Navigating the new digital divide
Capitalising on digital influence in retail
For the third year, Deloitte Digital conducted a survey with thousands of consumers to understand how they engage with digital when shopping, and to quantify how these interactions influence their in-store purchase behavior. This year, and over two million data points later, the continuing growth of digital influence is resulting in a widening divide between consumers’ digital expectations and retailers’ ability to deliver on them.
Digital interactions are expected to influence 64 cents of every dollar spent in retail stores by the end of 2015, or $2.2 trillion. While the upward trend in overall digital usage has accelerated since Deloitte Digital began tracking and measuring its influence on retail sales in 2012, this year’s study uncovered dramatic new behaviors, including:
- Digitally-influenced consumers buy more and spend more. Consumers who use digital while they shop in-store convert at a 20 percent higher rate compared to those who do not use digital as part of the shopping process.
- Not all categories are equal. Shoppers are defining their own journeys, and more often, are doing this at the category or even the product level. With digital influence ranging from 31 percent for the food and beverage category all the way up to 62 percent for electronics, the variation is clear: category by category, shoppers curate different shopping experiences using digital.
- Consumers are hunters, not gatherers, once they arrive at the store. Nearly 8 in 10 consumers (76 percent) surveyed interact with brands or products before arriving at the store, and are therefore making digitally-influenced decisions much earlier in the shopping process.
Capitalizing on digital influence in retail

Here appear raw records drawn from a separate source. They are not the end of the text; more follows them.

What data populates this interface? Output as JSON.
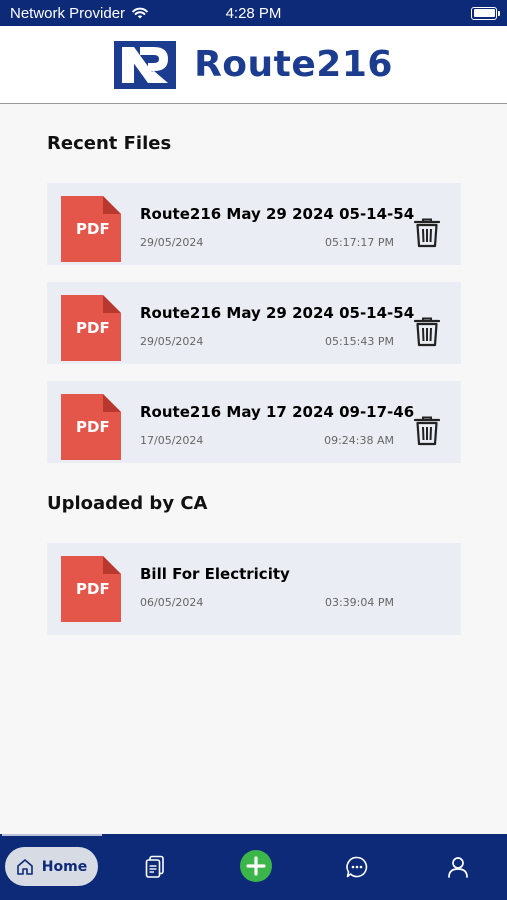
{
  "status_bar": {
    "carrier": "Network Provider",
    "time": "4:28 PM"
  },
  "header": {
    "brand_name": "Route216"
  },
  "recent_files": {
    "title": "Recent Files",
    "items": [
      {
        "name": "Route216 May 29 2024 05-14-54",
        "date": "29/05/2024",
        "time": "05:17:17 PM",
        "icon_label": "PDF"
      },
      {
        "name": "Route216 May 29 2024 05-14-54",
        "date": "29/05/2024",
        "time": "05:15:43 PM",
        "icon_label": "PDF"
      },
      {
        "name": "Route216 May 17 2024 09-17-46",
        "date": "17/05/2024",
        "time": "09:24:38 AM",
        "icon_label": "PDF"
      }
    ]
  },
  "uploaded_by_ca": {
    "title": "Uploaded by CA",
    "items": [
      {
        "name": "Bill For Electricity",
        "date": "06/05/2024",
        "time": "03:39:04 PM",
        "icon_label": "PDF"
      }
    ]
  },
  "bottom_nav": {
    "home_label": "Home"
  },
  "colors": {
    "primary": "#0d2a78",
    "brand_text": "#1c3d8f",
    "pdf_red": "#e4554a",
    "add_green": "#3cb54a",
    "card_bg": "#eaedf3"
  }
}
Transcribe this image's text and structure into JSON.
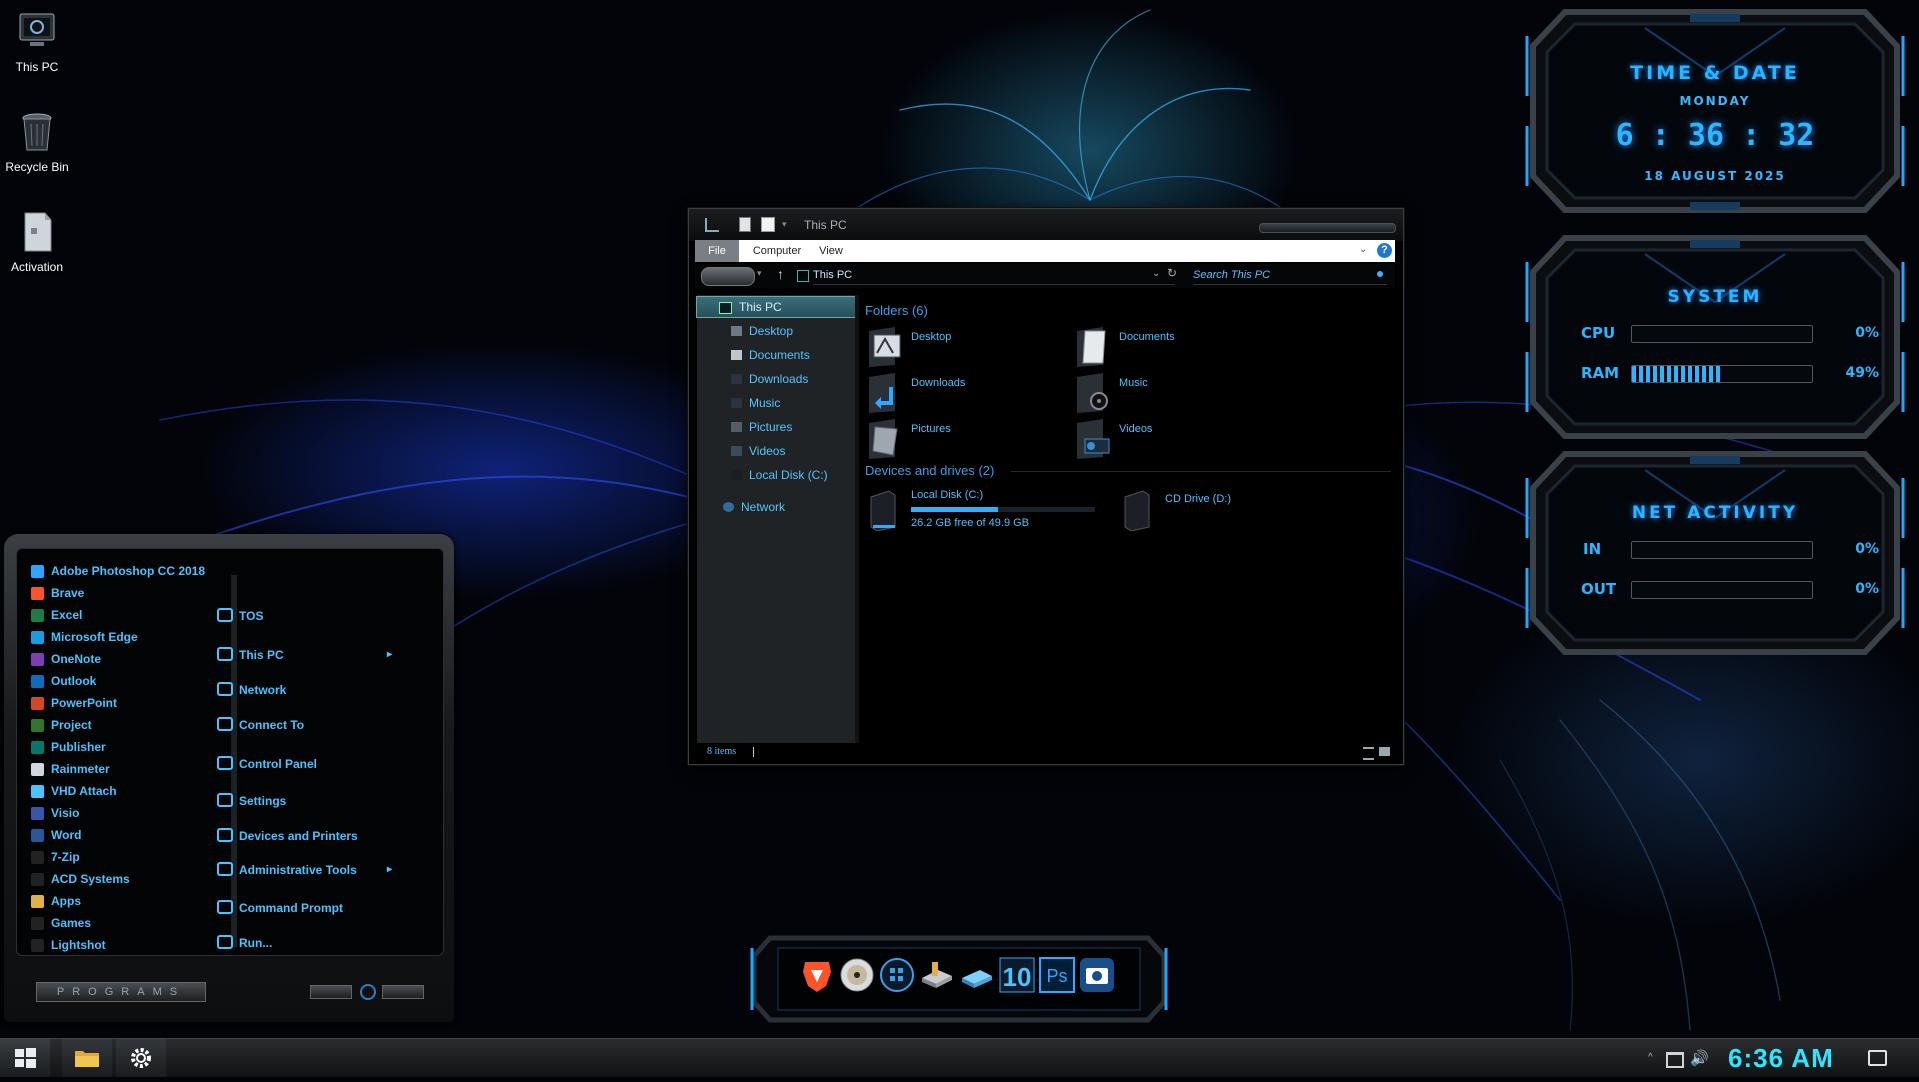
{
  "desktop": {
    "icons": [
      {
        "label": "This PC",
        "icon": "computer-icon"
      },
      {
        "label": "Recycle Bin",
        "icon": "recycle-bin-icon"
      },
      {
        "label": "Activation",
        "icon": "document-icon"
      }
    ]
  },
  "widgets": {
    "time_date": {
      "title": "TIME & DATE",
      "day": "MONDAY",
      "hour": "6",
      "sep": ":",
      "minute": "36",
      "second": "32",
      "date": "18 AUGUST 2025"
    },
    "system": {
      "title": "SYSTEM",
      "cpu_label": "CPU",
      "cpu_value": "0%",
      "cpu_fraction": 0.0,
      "ram_label": "RAM",
      "ram_value": "49%",
      "ram_fraction": 0.49
    },
    "net": {
      "title": "NET ACTIVITY",
      "in_label": "IN",
      "in_value": "0%",
      "in_fraction": 0.0,
      "out_label": "OUT",
      "out_value": "0%",
      "out_fraction": 0.0
    },
    "accent": "#29b6ff"
  },
  "explorer": {
    "title": "This PC",
    "ribbon_tabs": [
      "File",
      "Computer",
      "View"
    ],
    "address": "This PC",
    "search_placeholder": "Search This PC",
    "nav": [
      {
        "label": "This PC",
        "icon": "computer-icon",
        "selected": true
      },
      {
        "label": "Desktop",
        "icon": "desktop-icon"
      },
      {
        "label": "Documents",
        "icon": "document-icon"
      },
      {
        "label": "Downloads",
        "icon": "download-icon"
      },
      {
        "label": "Music",
        "icon": "music-icon"
      },
      {
        "label": "Pictures",
        "icon": "pictures-icon"
      },
      {
        "label": "Videos",
        "icon": "video-icon"
      },
      {
        "label": "Local Disk (C:)",
        "icon": "drive-icon"
      },
      {
        "label": "Network",
        "icon": "network-icon"
      }
    ],
    "folders_title": "Folders (6)",
    "folders": [
      "Desktop",
      "Documents",
      "Downloads",
      "Music",
      "Pictures",
      "Videos"
    ],
    "drives_title": "Devices and drives (2)",
    "drives": [
      {
        "name": "Local Disk (C:)",
        "free": "26.2 GB free of 49.9 GB",
        "used_fraction": 0.475
      },
      {
        "name": "CD Drive (D:)"
      }
    ],
    "status": "8 items",
    "accent": "#4cc2ff"
  },
  "start_menu": {
    "programs": [
      {
        "label": "Adobe Photoshop CC 2018",
        "color": "#2fa3ff"
      },
      {
        "label": "Brave",
        "color": "#fb542b"
      },
      {
        "label": "Excel",
        "color": "#1f7a45"
      },
      {
        "label": "Microsoft Edge",
        "color": "#1e9be0"
      },
      {
        "label": "OneNote",
        "color": "#7b3fb2"
      },
      {
        "label": "Outlook",
        "color": "#0f6cbd"
      },
      {
        "label": "PowerPoint",
        "color": "#d24726"
      },
      {
        "label": "Project",
        "color": "#31752f"
      },
      {
        "label": "Publisher",
        "color": "#077568"
      },
      {
        "label": "Rainmeter",
        "color": "#cfd6dd"
      },
      {
        "label": "VHD Attach",
        "color": "#4cc2ff"
      },
      {
        "label": "Visio",
        "color": "#3955a3"
      },
      {
        "label": "Word",
        "color": "#2b579a"
      },
      {
        "label": "7-Zip",
        "color": "#222222"
      },
      {
        "label": "ACD Systems",
        "color": "#222222"
      },
      {
        "label": "Apps",
        "color": "#e0b04a"
      },
      {
        "label": "Games",
        "color": "#222222"
      },
      {
        "label": "Lightshot",
        "color": "#222222"
      }
    ],
    "places": [
      {
        "label": "TOS",
        "icon": "user-icon"
      },
      {
        "label": "This PC",
        "icon": "computer-icon",
        "arrow": true
      },
      {
        "label": "Network",
        "icon": "network-icon"
      },
      {
        "label": "Connect To",
        "icon": "connect-icon"
      },
      {
        "label": "Control Panel",
        "icon": "control-panel-icon"
      },
      {
        "label": "Settings",
        "icon": "gear-icon"
      },
      {
        "label": "Devices and Printers",
        "icon": "printer-icon"
      },
      {
        "label": "Administrative Tools",
        "icon": "tools-icon",
        "arrow": true
      },
      {
        "label": "Command Prompt",
        "icon": "terminal-icon"
      },
      {
        "label": "Run...",
        "icon": "run-icon"
      }
    ],
    "programs_button": "PROGRAMS"
  },
  "dock": {
    "icons": [
      "brave-icon",
      "dvd-icon",
      "apps-icon",
      "drive-tools-icon",
      "usb-drive-icon",
      "windows-10-icon",
      "photoshop-icon",
      "camera-icon"
    ],
    "win10_text": "10",
    "ps_text": "Ps"
  },
  "taskbar": {
    "clock": "6:36 AM",
    "items": [
      "start-button",
      "file-explorer-icon",
      "settings-gear-icon"
    ]
  }
}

The results are clear: digital influence continues to accelerate and shift the ground under the feet of retailers large and small alike. This survey was commissioned by Deloitte Digital and studied over 3,000 US consumers in late 2014-early 2015. Data were collected and weighted to be representative of the US Census for gender, age, income, and ethnicity.